When we think about Tuna, the idea of a tuna sandwich comes to mind, but when we talk about a “Superpredator” it doesn’t, in fact, for some reason or another, we don’t associate the Tuna with “predators” at all…and THAT’S where we make our biggest mistake. Although tuna do provide food and livelihoods for people, they are more than just seafood. Tuna are a top predator in the marine food chain, maintaining a balance in the ocean environment.
Muscles along the sides of the tuna’s body propel the fish forward at speeds of 2-9 miles per hour when traveling normally and over 65 miles per hour when hunting. This constant movement pushes water through the fishes gills, transferring oxygen to the fish and powering its muscles and organs. Maintaining their body temperature allows tuna to live and travel through a wide range of water temperatures, from 3-30º celsius. However, these tuna tend to stay in more temperate waters.
Equipped with teeth, speed and a constant need for nourishment, Atlantic bluefin tuna are constantly looking for food. One reason their appetites are so insatiable is their unusual circulatory system. Tuna, unlike other fish, are warm blooded. This means that they must continually move to maintain a body temperature higher than that of the water around them. If the temperatures of their body dip too low, vital organs begin to fail and the fish can die. To maintain their body heat therefore, tuna must always be moving – even in sleep!
In an article at defenders.org they write:
“Although the supermarket’s canned food aisle may be the closest many Americans have come to a school of tuna, the species is among the oceans’ most fascinating fish.take our poll - story continues below

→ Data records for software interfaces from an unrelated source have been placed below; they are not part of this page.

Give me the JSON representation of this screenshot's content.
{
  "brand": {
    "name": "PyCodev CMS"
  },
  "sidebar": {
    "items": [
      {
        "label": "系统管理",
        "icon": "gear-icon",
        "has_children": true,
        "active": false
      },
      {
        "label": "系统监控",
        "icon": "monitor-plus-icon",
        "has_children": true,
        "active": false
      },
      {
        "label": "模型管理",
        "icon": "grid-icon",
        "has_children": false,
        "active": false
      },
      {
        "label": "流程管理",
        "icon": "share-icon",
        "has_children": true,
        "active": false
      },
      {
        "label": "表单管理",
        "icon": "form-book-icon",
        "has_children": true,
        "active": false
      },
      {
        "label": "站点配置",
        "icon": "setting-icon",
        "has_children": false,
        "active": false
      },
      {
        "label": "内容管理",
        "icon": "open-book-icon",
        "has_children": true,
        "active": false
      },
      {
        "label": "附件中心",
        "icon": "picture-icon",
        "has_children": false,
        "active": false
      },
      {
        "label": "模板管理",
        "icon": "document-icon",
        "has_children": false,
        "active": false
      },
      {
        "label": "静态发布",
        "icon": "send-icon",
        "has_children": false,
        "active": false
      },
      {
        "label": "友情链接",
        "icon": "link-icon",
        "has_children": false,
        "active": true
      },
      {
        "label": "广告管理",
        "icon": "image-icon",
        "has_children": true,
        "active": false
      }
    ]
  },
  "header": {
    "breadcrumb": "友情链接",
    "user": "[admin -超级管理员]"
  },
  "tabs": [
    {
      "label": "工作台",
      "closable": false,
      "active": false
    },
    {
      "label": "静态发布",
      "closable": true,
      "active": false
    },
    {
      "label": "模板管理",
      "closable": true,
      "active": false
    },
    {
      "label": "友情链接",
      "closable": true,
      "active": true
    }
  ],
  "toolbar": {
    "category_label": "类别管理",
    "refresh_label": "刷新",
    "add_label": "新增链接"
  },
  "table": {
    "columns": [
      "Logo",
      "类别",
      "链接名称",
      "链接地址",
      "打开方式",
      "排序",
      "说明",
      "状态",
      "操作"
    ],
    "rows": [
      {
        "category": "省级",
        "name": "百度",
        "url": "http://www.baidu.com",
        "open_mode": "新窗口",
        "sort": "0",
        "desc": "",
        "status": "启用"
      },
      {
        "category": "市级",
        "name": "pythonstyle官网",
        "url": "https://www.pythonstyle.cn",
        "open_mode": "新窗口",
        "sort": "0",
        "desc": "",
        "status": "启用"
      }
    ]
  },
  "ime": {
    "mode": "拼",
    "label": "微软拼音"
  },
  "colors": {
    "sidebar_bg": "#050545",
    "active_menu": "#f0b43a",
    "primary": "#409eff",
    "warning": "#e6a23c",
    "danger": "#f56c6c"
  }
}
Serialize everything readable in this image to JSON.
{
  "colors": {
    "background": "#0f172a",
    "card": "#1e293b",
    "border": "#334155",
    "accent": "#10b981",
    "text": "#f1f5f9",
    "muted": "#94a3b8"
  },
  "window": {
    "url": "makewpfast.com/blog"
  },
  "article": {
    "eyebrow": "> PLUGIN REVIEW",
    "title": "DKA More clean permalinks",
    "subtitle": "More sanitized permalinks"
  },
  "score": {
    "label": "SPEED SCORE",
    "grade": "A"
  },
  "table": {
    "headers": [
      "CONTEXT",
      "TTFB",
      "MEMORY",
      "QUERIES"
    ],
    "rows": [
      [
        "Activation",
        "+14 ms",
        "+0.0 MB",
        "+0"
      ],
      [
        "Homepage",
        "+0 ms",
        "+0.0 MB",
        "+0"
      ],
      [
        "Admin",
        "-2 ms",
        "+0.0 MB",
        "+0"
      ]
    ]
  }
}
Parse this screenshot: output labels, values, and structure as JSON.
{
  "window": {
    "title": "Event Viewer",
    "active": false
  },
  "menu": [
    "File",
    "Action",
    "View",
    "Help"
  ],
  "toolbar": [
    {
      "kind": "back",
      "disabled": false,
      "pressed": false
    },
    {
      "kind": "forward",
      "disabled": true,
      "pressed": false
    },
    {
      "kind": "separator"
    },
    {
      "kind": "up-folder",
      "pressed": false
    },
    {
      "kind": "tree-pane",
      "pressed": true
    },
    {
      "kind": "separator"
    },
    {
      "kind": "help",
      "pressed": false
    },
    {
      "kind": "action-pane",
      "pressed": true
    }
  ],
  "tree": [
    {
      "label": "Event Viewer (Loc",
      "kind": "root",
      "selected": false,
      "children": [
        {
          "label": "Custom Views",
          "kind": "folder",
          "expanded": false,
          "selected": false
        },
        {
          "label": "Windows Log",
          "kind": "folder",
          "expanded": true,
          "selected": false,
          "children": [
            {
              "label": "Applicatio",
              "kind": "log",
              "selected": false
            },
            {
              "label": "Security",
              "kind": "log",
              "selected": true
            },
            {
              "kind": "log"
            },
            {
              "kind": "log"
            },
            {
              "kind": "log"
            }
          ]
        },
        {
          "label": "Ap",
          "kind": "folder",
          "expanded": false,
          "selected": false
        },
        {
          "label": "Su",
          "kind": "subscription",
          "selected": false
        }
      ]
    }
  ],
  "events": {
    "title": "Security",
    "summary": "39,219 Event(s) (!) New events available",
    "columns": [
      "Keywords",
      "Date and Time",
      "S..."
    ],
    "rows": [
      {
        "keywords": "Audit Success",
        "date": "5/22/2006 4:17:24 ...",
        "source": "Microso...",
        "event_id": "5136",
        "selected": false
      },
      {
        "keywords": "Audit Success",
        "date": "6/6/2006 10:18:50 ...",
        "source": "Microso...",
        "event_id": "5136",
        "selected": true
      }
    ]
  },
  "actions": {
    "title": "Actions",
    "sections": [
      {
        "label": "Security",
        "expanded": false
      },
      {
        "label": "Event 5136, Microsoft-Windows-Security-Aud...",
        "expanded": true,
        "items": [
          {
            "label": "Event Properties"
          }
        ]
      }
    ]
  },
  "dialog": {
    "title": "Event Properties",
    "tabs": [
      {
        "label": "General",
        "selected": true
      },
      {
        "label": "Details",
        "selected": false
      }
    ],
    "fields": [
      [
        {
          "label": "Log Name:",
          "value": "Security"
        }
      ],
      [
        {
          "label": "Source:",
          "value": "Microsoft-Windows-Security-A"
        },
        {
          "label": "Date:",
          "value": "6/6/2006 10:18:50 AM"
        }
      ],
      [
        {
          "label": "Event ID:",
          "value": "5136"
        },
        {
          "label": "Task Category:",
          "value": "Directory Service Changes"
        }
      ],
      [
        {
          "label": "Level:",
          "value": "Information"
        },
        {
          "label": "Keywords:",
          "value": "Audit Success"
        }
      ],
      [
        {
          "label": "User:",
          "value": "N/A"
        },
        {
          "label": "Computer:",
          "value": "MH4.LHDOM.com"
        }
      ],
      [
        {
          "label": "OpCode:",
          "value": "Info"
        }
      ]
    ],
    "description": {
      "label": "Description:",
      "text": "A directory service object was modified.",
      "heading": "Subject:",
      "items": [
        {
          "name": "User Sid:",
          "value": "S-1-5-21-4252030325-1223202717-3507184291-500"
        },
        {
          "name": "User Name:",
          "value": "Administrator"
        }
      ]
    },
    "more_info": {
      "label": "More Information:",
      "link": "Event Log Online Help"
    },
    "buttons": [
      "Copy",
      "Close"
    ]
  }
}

The biggest and baddest of the bunch, the Atlantic bluefin tuna, can weigh as much as 1,400 pounds—bulking-up on a gourmet diet of crab, lobster and squid as well as small fry, such as sardines, herring and mackerel.
Found in the Atlantic Ocean and the Mediterranean Sea, the bluefin prowls some of the planet’s most frigid waters. The Atlantic population spawns in the Gulf of Mexico from April to May.
Able to survive up to 20 years in the wild, bluefin tuna have only a few natural predators, including killer whales, sharks and a handful of other big fish.”
H/T – defenders.org